I put it down a few times, but kept going back, thinking that if I could finish it, the senselessness of the violence might come to an end and move into a field of philosophic reflection and human redemption, a la Victor Frankl. It just couldn't keep going in this way.
After moving through the first few chapters, I began to research Kosinski's history a bit. The only thing I'd been exposed to growing up was his film Being There, with Peter Sellers, which I barely remember but remember liking. His introduction to this edition of The Painted Bird had been odd; he basically defended the fact that it was meant to be a work of fiction, not autobiographical, and that he and his family had endured so much hatred following the publication that he'd had to move his mother to another town.
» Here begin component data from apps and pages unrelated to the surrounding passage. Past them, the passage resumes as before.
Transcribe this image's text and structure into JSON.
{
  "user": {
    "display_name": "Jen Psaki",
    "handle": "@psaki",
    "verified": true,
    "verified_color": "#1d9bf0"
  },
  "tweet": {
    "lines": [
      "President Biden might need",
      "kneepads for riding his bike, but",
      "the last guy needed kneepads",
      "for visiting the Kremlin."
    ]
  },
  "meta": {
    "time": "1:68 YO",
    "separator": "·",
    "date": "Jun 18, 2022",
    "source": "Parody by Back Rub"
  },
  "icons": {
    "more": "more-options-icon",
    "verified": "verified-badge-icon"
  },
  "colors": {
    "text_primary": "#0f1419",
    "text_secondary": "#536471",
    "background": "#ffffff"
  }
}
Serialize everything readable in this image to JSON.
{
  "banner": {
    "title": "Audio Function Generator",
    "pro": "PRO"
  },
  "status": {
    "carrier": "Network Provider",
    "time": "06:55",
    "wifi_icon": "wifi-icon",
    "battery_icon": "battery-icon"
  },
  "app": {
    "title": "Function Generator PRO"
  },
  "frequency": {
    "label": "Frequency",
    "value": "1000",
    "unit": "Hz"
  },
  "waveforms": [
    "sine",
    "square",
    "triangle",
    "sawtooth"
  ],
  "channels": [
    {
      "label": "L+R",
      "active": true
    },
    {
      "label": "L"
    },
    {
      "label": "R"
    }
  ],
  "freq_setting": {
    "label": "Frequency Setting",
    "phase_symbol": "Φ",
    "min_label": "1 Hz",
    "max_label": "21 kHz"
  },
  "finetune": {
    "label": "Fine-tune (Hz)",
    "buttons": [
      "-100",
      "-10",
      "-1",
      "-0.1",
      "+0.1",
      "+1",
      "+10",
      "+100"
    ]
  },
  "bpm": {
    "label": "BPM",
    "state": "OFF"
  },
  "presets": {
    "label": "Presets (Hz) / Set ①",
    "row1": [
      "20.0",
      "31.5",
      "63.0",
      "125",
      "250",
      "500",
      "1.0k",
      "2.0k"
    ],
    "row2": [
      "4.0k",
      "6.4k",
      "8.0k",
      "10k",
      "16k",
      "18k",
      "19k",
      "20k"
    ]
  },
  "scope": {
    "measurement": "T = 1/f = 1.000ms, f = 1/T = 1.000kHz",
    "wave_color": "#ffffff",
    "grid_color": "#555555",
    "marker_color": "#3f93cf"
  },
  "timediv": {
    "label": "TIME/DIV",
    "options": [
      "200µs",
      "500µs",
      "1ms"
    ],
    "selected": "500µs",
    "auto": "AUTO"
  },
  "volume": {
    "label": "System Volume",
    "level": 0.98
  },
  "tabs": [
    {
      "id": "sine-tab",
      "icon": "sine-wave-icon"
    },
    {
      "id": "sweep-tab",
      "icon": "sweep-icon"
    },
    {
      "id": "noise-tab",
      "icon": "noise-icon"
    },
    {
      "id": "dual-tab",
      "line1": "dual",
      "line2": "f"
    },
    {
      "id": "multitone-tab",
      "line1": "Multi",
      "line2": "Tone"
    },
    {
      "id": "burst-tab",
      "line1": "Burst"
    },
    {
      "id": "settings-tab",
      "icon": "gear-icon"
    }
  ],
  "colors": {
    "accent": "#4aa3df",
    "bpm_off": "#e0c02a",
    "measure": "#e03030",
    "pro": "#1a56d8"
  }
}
He wrote a lot about how his wife was dying, and that was so off topic that it seemed like he was trying to garner his readers' sympathies before they even cracked the story.
It didn't take long to get through the first few grafs of his Wiki biography to realize he was exposed as a fraud, time and time again, and even considered a psychotic borderline personality. In his mini bio was an anecdote about his literary life of lingering at elegant dinner parties with book editors waxing on about his horrific youth and tales of survival during WW2.
Such realizations made me want to put the book down, because suddenly the stomach churning cruelty and abuse were formed not from his own history, but from his imagination. Finishing the book was an exercise of endurance on my part, but I wanted to finish it so I could find out if there was any redeeming aspect to humanity whatsoever for his suffering protagonist. What would I glean about survival and humanity after putting his book down? When would the relief come? At the midway point of the story, the boy becomes a mute, but regains his voice in the end, so at least there's that. I was glad to hear him utter sounds again, to literally come back to life again from his horrors, in the last pages. But I also felt like burning the book, literally setting it on fire and watching it turn to ash.
I felt that way after seeing the 1995 film Seven, too-- that it depicted such gratuitous horror that it seemed a waste of resources to put it into the world. The film wasn't created or shaped to make people act on good will or kindness; it seemed to me that it was irresponsibly put out into the world just to make money depicting senseless violence and sociopathic disconnect. Seven gruesome murders based on seven deadly sins; well, Kosinski trumps that with probably 7,000. It's no wonder to me that he could no longer tolerate his life and committed suicide in 1991.